You need someone to walk you through this discovery process so you can make provision for this kind of evolution in your business. Miss this point and your franchise agreement could hamstring you from having this flexibility. A very costly omission
5. Promotion and lead generation
Generating leads is critical to any business, and your current successful method may get turned on its head when you appoint franchisees. Just think about who you will be recruiting as franchisees and what’s reasonable to expect their skillsets to be.
As a substantial single business, you may have a sales team made up of people who love what they do. Or your phone may suffice for taking sales calls right now. But you know your business backwards and can handle most questions on the fly.
If you are expecting your franchisees to do their selling, you might be setting them up for failure. Sales are probably the most intimidating, most stressful and scary thing for most people, and your bookkeeping or massage therapist franchisees will find this role impossible to do over the long haul. In this digital age, your website is probably the best lead magnet you have so you will be receiving most of the first calls.
There are many things to consider if your franchisees need to operate out of a building, many of them way outside the gambit of your lawyer. There are significant practical and commercial considerations to be explored and resolved first.
If yours is a brick and mortar outlet, do you buy or own the premises, do you lease it, or does your franchisee? Do you fit it out or does the franchisee? Who is responsible for signage?
If it’s a mobile or work from home business model, then vehicles come in to play. Do you provide the vehicle, is it a lease package, what models do they have to be, are they to be branded?
Are there specialist tools and fit-out? Who does this work, and who pays for it? All question to be answered before you consider the legal process.
Then there are all the smaller but less important items to consider.
What types and amount of cover are to be specified? Where is it to be obtained?
Managing the business
You probably do not want an untrained or unqualified person running your franchisee’s business in their absence, or indeed permanently if they decide they want to step back and play investor. How is this to be addressed in the agreement?
The last thing you need is for someone to copy your business and set up in competition.
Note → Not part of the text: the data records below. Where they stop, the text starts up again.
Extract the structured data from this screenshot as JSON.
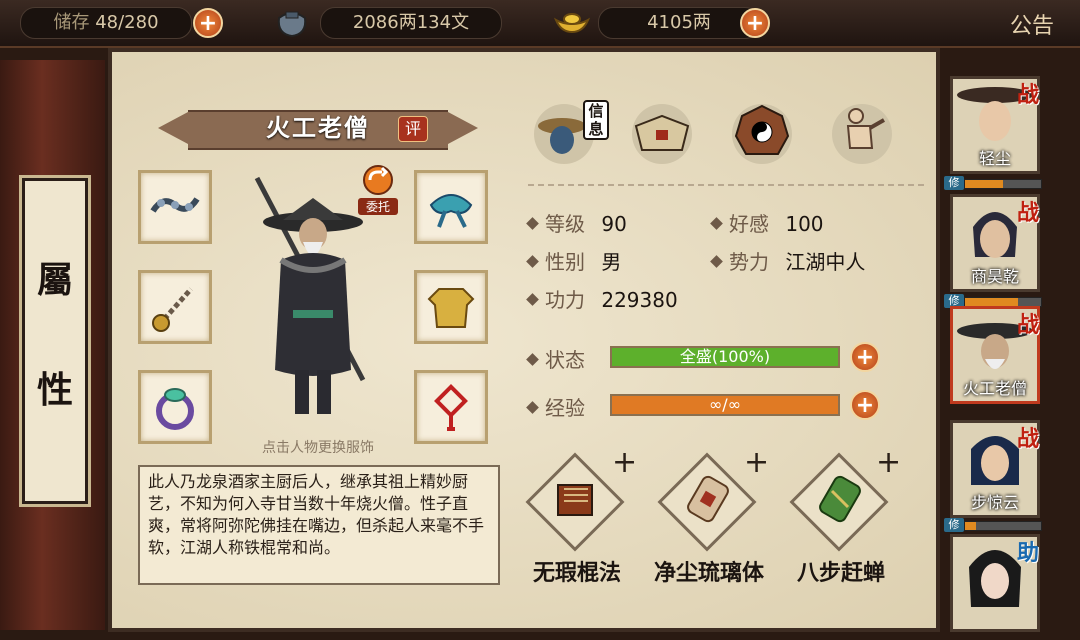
{
  "topbar": {
    "bag_label": "储存",
    "bag_count": "48/280",
    "coins": "2086两134文",
    "ingots": "4105两",
    "notice": "公告"
  },
  "sidebar": {
    "title_chars": [
      "屬",
      "性"
    ]
  },
  "character": {
    "name": "火工老僧",
    "rate_badge": "评",
    "commission_label": "委托",
    "change_outfit_hint": "点击人物更换服饰",
    "description": "此人乃龙泉酒家主厨后人，继承其祖上精妙厨艺，不知为何入寺甘当数十年烧火僧。性子直爽，常将阿弥陀佛挂在嘴边，但杀起人来毫不手软，江湖人称铁棍常和尚。"
  },
  "tabs": [
    {
      "label": "信息",
      "icon": "hat-icon"
    },
    {
      "label": "",
      "icon": "scroll-box-icon"
    },
    {
      "label": "",
      "icon": "bagua-icon"
    },
    {
      "label": "",
      "icon": "body-meridian-icon"
    }
  ],
  "stats": {
    "level_label": "等级",
    "level": "90",
    "favor_label": "好感",
    "favor": "100",
    "gender_label": "性别",
    "gender": "男",
    "faction_label": "势力",
    "faction": "江湖中人",
    "power_label": "功力",
    "power": "229380",
    "status_label": "状态",
    "status": "全盛(100%)",
    "status_fill": 1.0,
    "exp_label": "经验",
    "exp": "∞/∞",
    "exp_fill": 1.0
  },
  "skills": [
    {
      "name": "无瑕棍法",
      "plus": "+"
    },
    {
      "name": "净尘琉璃体",
      "plus": "+"
    },
    {
      "name": "八步赶蝉",
      "plus": "+"
    }
  ],
  "roster": [
    {
      "name": "轻尘",
      "tag": "战",
      "xiu": "修",
      "bar": 0.5
    },
    {
      "name": "商昊乾",
      "tag": "战",
      "xiu": "修",
      "bar": 0.7
    },
    {
      "name": "火工老僧",
      "tag": "战",
      "xiu": "",
      "bar": 0
    },
    {
      "name": "步惊云",
      "tag": "战",
      "xiu": "修",
      "bar": 0.15
    },
    {
      "name": "",
      "tag": "助",
      "xiu": "",
      "bar": 0
    }
  ],
  "colors": {
    "status_bar": "#5db02c",
    "exp_bar": "#e07a24",
    "accent_red": "#c03a1e"
  }
}
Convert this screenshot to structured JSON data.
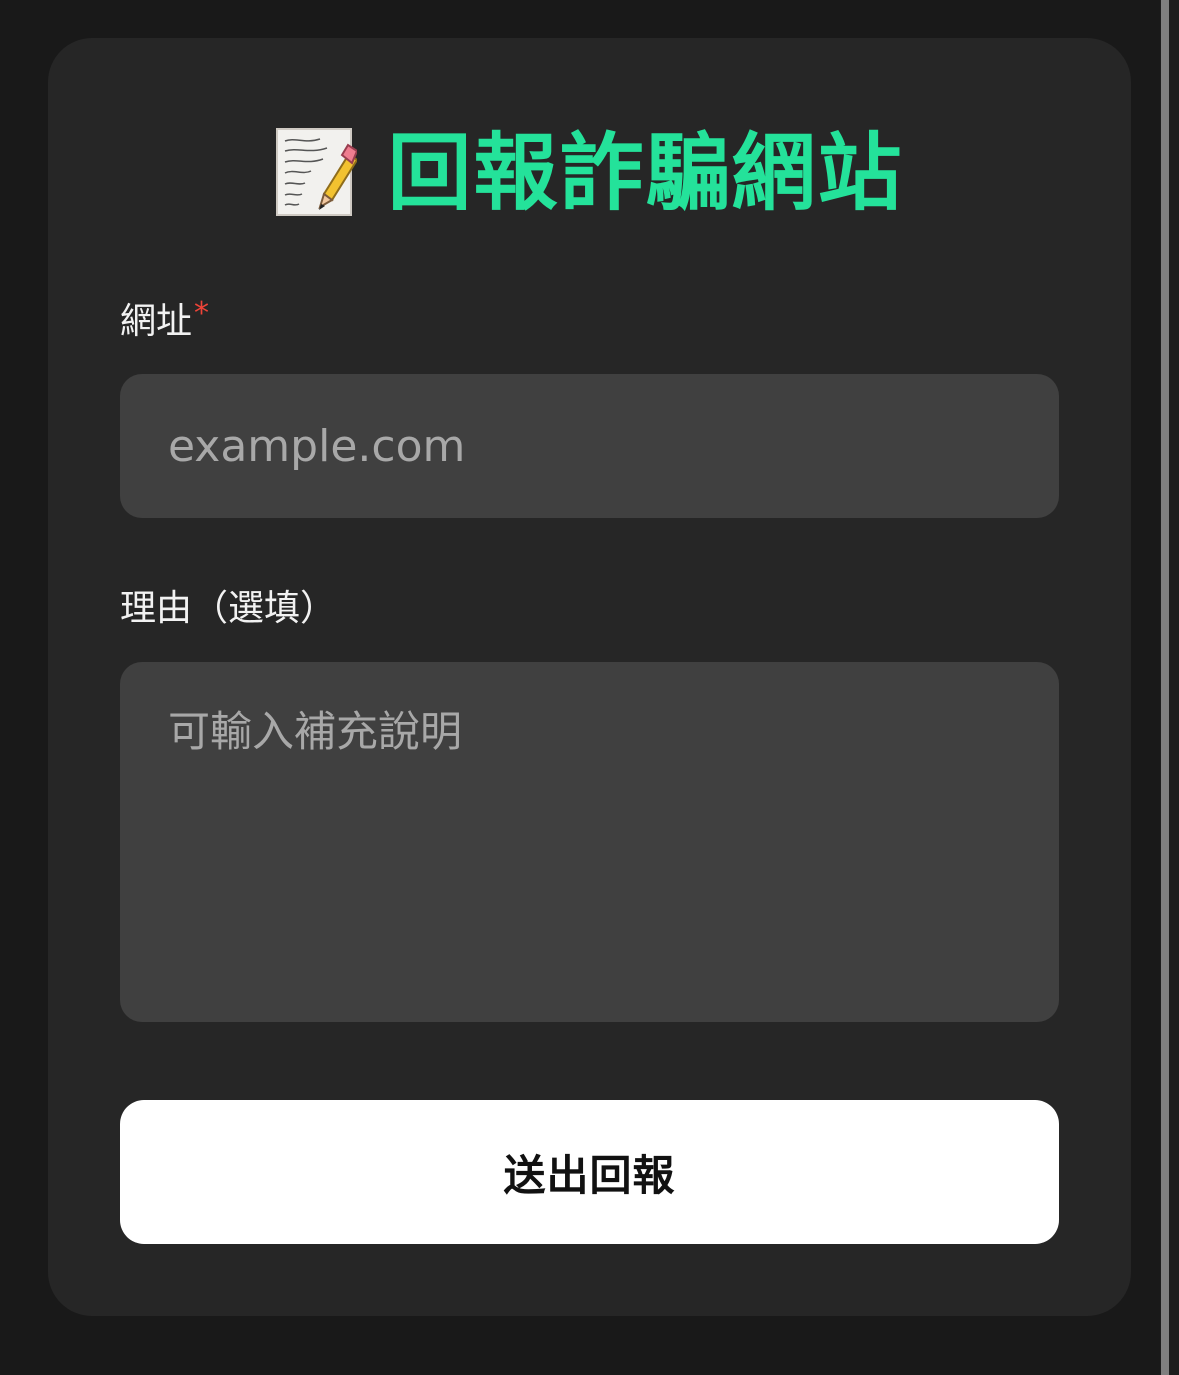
{
  "form": {
    "title": "回報詐騙網站",
    "title_icon": "memo-icon",
    "url_label": "網址",
    "required_mark": "*",
    "url_placeholder": "example.com",
    "url_value": "",
    "reason_label": "理由（選填）",
    "reason_placeholder": "可輸入補充說明",
    "reason_value": "",
    "submit_label": "送出回報"
  },
  "colors": {
    "page_background": "#191919",
    "card_background": "#262626",
    "title_accent": "#24e29a",
    "input_background": "#404040",
    "required_mark": "#f04438",
    "button_background": "#ffffff",
    "button_text": "#111111"
  }
}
There are many ways this can happen, so closely protecting your Intellectual Property (IP) is a must. Trademarks and a carefully considered corporate structure need the attention of accountants and lawyers skilled in the franchise space and something done sooner than later in your franchise program.
There are many things to consider, and this article touches the tip of the iceberg. It’s unrealistic to place the burden of providing this advice on your franchise lawyer. Which is why it takes a careful and conscientious new franchisor three to 12 months to work through a properly detailed franchisor program with a specialist who can help you step your way around these many often overlapping and confusing obstacles.
Once you have an idea of how your group is going to run, you do need the services of a good, specialised, franchise savvy lawyer who can help to frame up the best franchise agreement to suit your business today and give you the flexibility to adapt, long into the future. The best will want you to have ticked the other boxes first.